President Obama was even more casual in what can fairly be called, at least on these issues, his contempt for the Republican nominee. Romney’s depiction of Russia as America’s “number-one geostrategic foe” reveals that he’s “still stuck in a Cold War mind-warp,” Obama said—adding, in a reference to Romney’s disastrous trip to England this summer, “You might not be ready for diplomacy with Beijing if you can’t visit the Olympics without insulting our closest ally.”
Romney and Ryan “are new to foreign policy,” Obama said, barely containing a smirk. Yes, Obama was once new to it as well, though not as new—he’d at least served actively on the Senate Foreign Relations Committee, and he picked a running mate, Joe Biden, who was seasoned. The more pertinent point the Democrats were making at their convention, though, is that Obama is not remotely new now.

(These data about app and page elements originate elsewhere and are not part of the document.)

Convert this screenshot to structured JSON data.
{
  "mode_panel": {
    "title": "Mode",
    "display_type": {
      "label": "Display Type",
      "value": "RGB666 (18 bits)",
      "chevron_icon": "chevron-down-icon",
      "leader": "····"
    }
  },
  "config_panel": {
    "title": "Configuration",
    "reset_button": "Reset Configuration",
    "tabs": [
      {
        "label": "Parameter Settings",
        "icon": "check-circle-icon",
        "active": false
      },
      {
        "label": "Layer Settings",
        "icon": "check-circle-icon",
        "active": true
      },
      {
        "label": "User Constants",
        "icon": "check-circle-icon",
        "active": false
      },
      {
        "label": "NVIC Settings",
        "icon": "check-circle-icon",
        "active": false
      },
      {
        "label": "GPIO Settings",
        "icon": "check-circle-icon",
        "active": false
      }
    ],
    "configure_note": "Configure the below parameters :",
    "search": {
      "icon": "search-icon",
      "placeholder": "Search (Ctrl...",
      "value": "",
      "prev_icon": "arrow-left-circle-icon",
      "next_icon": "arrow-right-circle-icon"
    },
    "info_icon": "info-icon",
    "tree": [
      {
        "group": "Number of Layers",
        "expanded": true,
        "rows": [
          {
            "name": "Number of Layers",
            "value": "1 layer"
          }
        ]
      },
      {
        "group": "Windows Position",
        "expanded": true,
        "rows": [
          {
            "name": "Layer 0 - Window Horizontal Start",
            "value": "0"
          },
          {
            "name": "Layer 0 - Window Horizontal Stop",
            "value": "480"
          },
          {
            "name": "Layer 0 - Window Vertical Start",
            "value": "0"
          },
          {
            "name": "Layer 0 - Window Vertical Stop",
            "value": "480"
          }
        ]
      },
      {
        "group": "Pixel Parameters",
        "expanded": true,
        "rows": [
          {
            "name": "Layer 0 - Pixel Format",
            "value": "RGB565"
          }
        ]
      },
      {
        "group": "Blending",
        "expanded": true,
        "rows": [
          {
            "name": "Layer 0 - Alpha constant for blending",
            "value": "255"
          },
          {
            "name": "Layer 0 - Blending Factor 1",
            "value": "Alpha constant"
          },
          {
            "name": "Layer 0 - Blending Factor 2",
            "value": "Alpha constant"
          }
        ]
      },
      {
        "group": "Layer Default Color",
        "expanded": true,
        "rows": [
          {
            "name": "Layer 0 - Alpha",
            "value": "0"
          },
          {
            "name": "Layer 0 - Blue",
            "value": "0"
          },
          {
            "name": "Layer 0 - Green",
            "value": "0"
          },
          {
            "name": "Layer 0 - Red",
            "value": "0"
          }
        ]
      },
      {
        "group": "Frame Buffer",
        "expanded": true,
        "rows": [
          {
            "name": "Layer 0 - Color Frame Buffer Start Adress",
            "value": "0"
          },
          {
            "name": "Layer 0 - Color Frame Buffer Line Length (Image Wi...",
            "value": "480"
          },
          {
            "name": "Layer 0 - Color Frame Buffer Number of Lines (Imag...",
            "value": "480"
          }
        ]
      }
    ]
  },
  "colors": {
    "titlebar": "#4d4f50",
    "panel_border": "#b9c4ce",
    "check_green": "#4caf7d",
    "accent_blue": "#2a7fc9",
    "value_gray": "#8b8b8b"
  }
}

On one point, the Democrats exaggerated their president’s accomplishment. The troop-withdrawal from Iraq was negotiated on Bush’s watch. It was part of the Status of Forces Agreement, signed by U.S. and Iraqi officials on Nov. 17, 2008. The Obama administration later negotiated the points of transition toward complete withdrawal, no small thing; but the end of the war was set under Bush.
Then again, this accord was completed after Obama’s victory in the 2008 election. If Sen. John McCain, the Republican nominee, had won, it’s an open question whether Bush would have gone ahead with the deal. McCain opposed the pullout at the time and still thinks it was a big mistake. What does Romney think? What would he have done? That’s still less clear.
Murkiest of all is the question of what happened to the Republican Party as a player—as the presumptive leader—in foreign affairs. It’s not healthy, either for this election or for the state of American democracy, to have just one of the two major parties take so much as a serious interest in the subject, even if—by evidence of the past few years—it’s the better of those parties.